Beliefs about medical treatments affected perceived stress

This 2015 New Zealand human study found:

“Placebo effects can be translated to a real-life setting in the short-term reduction of stress, anxiety and symptoms of depression in a non-patient population.

In treating psychological distress, placebos may be useful addition to the treatment repertoire.

The researchers provided a self-administered 3-day course of fake “anti-stress treatment spray” and told the participants the spray was either “oxytocin” or “serotonin” with these results:

“Both the ‘serotonin’ and ‘oxytocin’ treatment sprays were effective in reducing symptoms of depression; however, only those in the ‘oxytocin’ group reported less stress and anxiety as compared with controls. Overall, the ‘oxytocin’ was perceived as more effective.”

Will this study of non-patients be used to try to justify manipulating patients’ perceptions of their stress, anxiety, and depression?

http://anp.sagepub.com/content/early/2015/12/16/0004867415621390 “A take-home placebo treatment can reduce stress, anxiety and symptoms of depression in a non-patient population”

Leaky gates, anxiety, and grocery store trips without buying list items

An interview with Jeff Link, the editor of Dr. Arthur Janov’s 2011 book “Life Before Birth: The Hidden Script that Rules Our Lives” with Ken Rose:
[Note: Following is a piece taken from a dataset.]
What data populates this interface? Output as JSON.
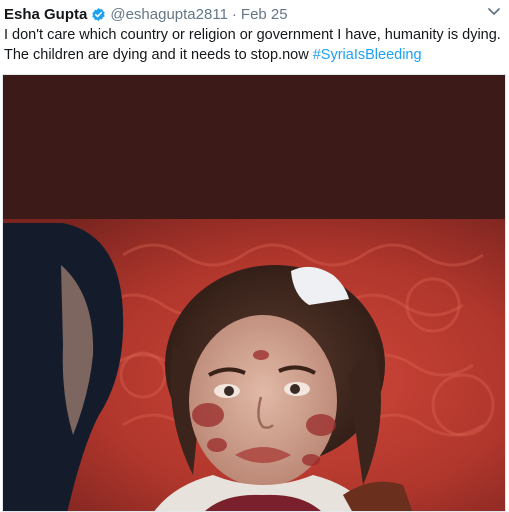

Even further confirmation for some of the views of Janov, that maybe weren’t widely accepted for a time, it’s new research now being done into memory and what a lot of scientist are seeing, a lot of different studies is that memory reactivates the same neuroimpulses that were initially firing off when the event happened.

So a traumatic event when you remember it, the act of remembering it is actually creating a neuromirror of what went on initially.

In a lot of ways that is what Primal Therapy is attempting to do; is to go back to that place and reconnect, or as it’s sometimes referred to, reconsolidate the brain state so that real healing can take place.

Transcript (part 4 of 6): http://cigognenews.blogspot.com/2015/09/ken-rose-on-life-before-birth-part-46.html

MP3: http://www.pantedmonkey.org/podcastgen/download.php?filename=2011-12-15_1300_what_now_jeff_link.mp3